= Required work =
Give the records again, word for word.

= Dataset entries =
· · · · ·

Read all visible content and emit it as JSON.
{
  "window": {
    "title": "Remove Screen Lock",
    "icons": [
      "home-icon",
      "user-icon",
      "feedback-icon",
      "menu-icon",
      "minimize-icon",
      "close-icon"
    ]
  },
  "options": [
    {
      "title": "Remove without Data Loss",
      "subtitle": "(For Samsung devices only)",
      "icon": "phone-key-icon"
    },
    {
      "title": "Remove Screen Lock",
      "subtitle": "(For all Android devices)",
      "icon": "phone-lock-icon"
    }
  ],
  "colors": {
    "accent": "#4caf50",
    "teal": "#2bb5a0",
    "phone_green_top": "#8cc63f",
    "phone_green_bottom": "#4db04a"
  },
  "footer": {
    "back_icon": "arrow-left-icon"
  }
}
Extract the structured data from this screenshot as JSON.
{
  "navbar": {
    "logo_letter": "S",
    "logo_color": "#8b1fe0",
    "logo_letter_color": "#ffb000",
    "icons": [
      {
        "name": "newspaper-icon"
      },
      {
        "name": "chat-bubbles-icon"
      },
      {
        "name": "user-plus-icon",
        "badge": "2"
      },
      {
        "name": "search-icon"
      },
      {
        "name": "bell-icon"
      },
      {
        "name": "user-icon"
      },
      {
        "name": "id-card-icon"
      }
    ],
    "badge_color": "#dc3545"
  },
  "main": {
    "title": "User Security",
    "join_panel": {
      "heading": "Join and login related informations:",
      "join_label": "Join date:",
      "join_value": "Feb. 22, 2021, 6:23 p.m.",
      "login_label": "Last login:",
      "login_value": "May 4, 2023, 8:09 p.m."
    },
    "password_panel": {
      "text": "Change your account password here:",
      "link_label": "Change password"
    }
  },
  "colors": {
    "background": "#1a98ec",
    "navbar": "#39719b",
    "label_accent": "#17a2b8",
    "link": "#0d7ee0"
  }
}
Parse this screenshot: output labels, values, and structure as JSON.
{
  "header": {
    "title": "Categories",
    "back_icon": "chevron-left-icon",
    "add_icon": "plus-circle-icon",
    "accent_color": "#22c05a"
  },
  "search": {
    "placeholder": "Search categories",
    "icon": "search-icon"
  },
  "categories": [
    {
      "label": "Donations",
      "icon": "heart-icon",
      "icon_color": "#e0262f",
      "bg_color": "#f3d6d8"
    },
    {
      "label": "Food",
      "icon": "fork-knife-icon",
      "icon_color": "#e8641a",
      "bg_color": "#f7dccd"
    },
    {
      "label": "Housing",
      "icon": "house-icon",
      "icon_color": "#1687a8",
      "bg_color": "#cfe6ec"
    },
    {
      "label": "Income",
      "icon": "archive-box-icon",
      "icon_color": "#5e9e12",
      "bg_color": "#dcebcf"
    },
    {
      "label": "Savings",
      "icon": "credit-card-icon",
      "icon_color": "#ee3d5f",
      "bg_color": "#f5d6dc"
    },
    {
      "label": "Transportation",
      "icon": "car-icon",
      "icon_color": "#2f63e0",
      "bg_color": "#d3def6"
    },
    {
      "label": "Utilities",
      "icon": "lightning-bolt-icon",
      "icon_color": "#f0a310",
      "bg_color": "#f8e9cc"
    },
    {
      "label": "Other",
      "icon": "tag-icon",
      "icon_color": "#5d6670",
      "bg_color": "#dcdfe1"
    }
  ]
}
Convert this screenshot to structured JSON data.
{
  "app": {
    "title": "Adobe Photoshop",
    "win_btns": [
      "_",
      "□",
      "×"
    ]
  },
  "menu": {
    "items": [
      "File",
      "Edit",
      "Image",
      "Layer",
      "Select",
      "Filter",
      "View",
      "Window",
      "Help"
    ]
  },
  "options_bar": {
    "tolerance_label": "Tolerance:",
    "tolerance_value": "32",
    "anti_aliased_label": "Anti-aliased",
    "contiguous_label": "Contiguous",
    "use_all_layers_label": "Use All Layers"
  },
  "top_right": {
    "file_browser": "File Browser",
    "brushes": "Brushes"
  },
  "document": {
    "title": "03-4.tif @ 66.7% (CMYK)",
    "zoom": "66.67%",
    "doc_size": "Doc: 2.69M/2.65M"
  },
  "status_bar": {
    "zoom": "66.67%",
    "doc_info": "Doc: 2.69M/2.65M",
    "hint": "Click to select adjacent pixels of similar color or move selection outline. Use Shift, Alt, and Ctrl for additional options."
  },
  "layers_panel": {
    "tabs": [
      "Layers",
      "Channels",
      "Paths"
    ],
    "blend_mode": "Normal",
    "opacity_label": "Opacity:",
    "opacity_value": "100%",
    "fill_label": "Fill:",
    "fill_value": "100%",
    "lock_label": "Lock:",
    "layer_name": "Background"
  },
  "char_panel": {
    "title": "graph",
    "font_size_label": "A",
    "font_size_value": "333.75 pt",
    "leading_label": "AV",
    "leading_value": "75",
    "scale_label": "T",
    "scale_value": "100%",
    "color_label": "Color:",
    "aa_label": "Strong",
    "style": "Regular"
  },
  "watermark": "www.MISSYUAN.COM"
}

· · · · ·

= Exercise solution =
Read all visible content and emit it as JSON.
{
  "window": {
    "title": "Remove Screen Lock",
    "icons": [
      "home-icon",
      "user-icon",
      "feedback-icon",
      "menu-icon",
      "minimize-icon",
      "close-icon"
    ]
  },
  "options": [
    {
      "title": "Remove without Data Loss",
      "subtitle": "(For Samsung devices only)",
      "icon": "phone-key-icon"
    },
    {
      "title": "Remove Screen Lock",
      "subtitle": "(For all Android devices)",
      "icon": "phone-lock-icon"
    }
  ],
  "colors": {
    "accent": "#4caf50",
    "teal": "#2bb5a0",
    "phone_green_top": "#8cc63f",
    "phone_green_bottom": "#4db04a"
  },
  "footer": {
    "back_icon": "arrow-left-icon"
  }
}
Extract the structured data from this screenshot as JSON.
{
  "navbar": {
    "logo_letter": "S",
    "logo_color": "#8b1fe0",
    "logo_letter_color": "#ffb000",
    "icons": [
      {
        "name": "newspaper-icon"
      },
      {
        "name": "chat-bubbles-icon"
      },
      {
        "name": "user-plus-icon",
        "badge": "2"
      },
      {
        "name": "search-icon"
      },
      {
        "name": "bell-icon"
      },
      {
        "name": "user-icon"
      },
      {
        "name": "id-card-icon"
      }
    ],
    "badge_color": "#dc3545"
  },
  "main": {
    "title": "User Security",
    "join_panel": {
      "heading": "Join and login related informations:",
      "join_label": "Join date:",
      "join_value": "Feb. 22, 2021, 6:23 p.m.",
      "login_label": "Last login:",
      "login_value": "May 4, 2023, 8:09 p.m."
    },
    "password_panel": {
      "text": "Change your account password here:",
      "link_label": "Change password"
    }
  },
  "colors": {
    "background": "#1a98ec",
    "navbar": "#39719b",
    "label_accent": "#17a2b8",
    "link": "#0d7ee0"
  }
}
Parse this screenshot: output labels, values, and structure as JSON.
{
  "header": {
    "title": "Categories",
    "back_icon": "chevron-left-icon",
    "add_icon": "plus-circle-icon",
    "accent_color": "#22c05a"
  },
  "search": {
    "placeholder": "Search categories",
    "icon": "search-icon"
  },
  "categories": [
    {
      "label": "Donations",
      "icon": "heart-icon",
      "icon_color": "#e0262f",
      "bg_color": "#f3d6d8"
    },
    {
      "label": "Food",
      "icon": "fork-knife-icon",
      "icon_color": "#e8641a",
      "bg_color": "#f7dccd"
    },
    {
      "label": "Housing",
      "icon": "house-icon",
      "icon_color": "#1687a8",
      "bg_color": "#cfe6ec"
    },
    {
      "label": "Income",
      "icon": "archive-box-icon",
      "icon_color": "#5e9e12",
      "bg_color": "#dcebcf"
    },
    {
      "label": "Savings",
      "icon": "credit-card-icon",
      "icon_color": "#ee3d5f",
      "bg_color": "#f5d6dc"
    },
    {
      "label": "Transportation",
      "icon": "car-icon",
      "icon_color": "#2f63e0",
      "bg_color": "#d3def6"
    },
    {
      "label": "Utilities",
      "icon": "lightning-bolt-icon",
      "icon_color": "#f0a310",
      "bg_color": "#f8e9cc"
    },
    {
      "label": "Other",
      "icon": "tag-icon",
      "icon_color": "#5d6670",
      "bg_color": "#dcdfe1"
    }
  ]
}
Convert this screenshot to structured JSON data.
{
  "app": {
    "title": "Adobe Photoshop",
    "win_btns": [
      "_",
      "□",
      "×"
    ]
  },
  "menu": {
    "items": [
      "File",
      "Edit",
      "Image",
      "Layer",
      "Select",
      "Filter",
      "View",
      "Window",
      "Help"
    ]
  },
  "options_bar": {
    "tolerance_label": "Tolerance:",
    "tolerance_value": "32",
    "anti_aliased_label": "Anti-aliased",
    "contiguous_label": "Contiguous",
    "use_all_layers_label": "Use All Layers"
  },
  "top_right": {
    "file_browser": "File Browser",
    "brushes": "Brushes"
  },
  "document": {
    "title": "03-4.tif @ 66.7% (CMYK)",
    "zoom": "66.67%",
    "doc_size": "Doc: 2.69M/2.65M"
  },
  "status_bar": {
    "zoom": "66.67%",
    "doc_info": "Doc: 2.69M/2.65M",
    "hint": "Click to select adjacent pixels of similar color or move selection outline. Use Shift, Alt, and Ctrl for additional options."
  },
  "layers_panel": {
    "tabs": [
      "Layers",
      "Channels",
      "Paths"
    ],
    "blend_mode": "Normal",
    "opacity_label": "Opacity:",
    "opacity_value": "100%",
    "fill_label": "Fill:",
    "fill_value": "100%",
    "lock_label": "Lock:",
    "layer_name": "Background"
  },
  "char_panel": {
    "title": "graph",
    "font_size_label": "A",
    "font_size_value": "333.75 pt",
    "leading_label": "AV",
    "leading_value": "75",
    "scale_label": "T",
    "scale_value": "100%",
    "color_label": "Color:",
    "aa_label": "Strong",
    "style": "Regular"
  },
  "watermark": "www.MISSYUAN.COM"
}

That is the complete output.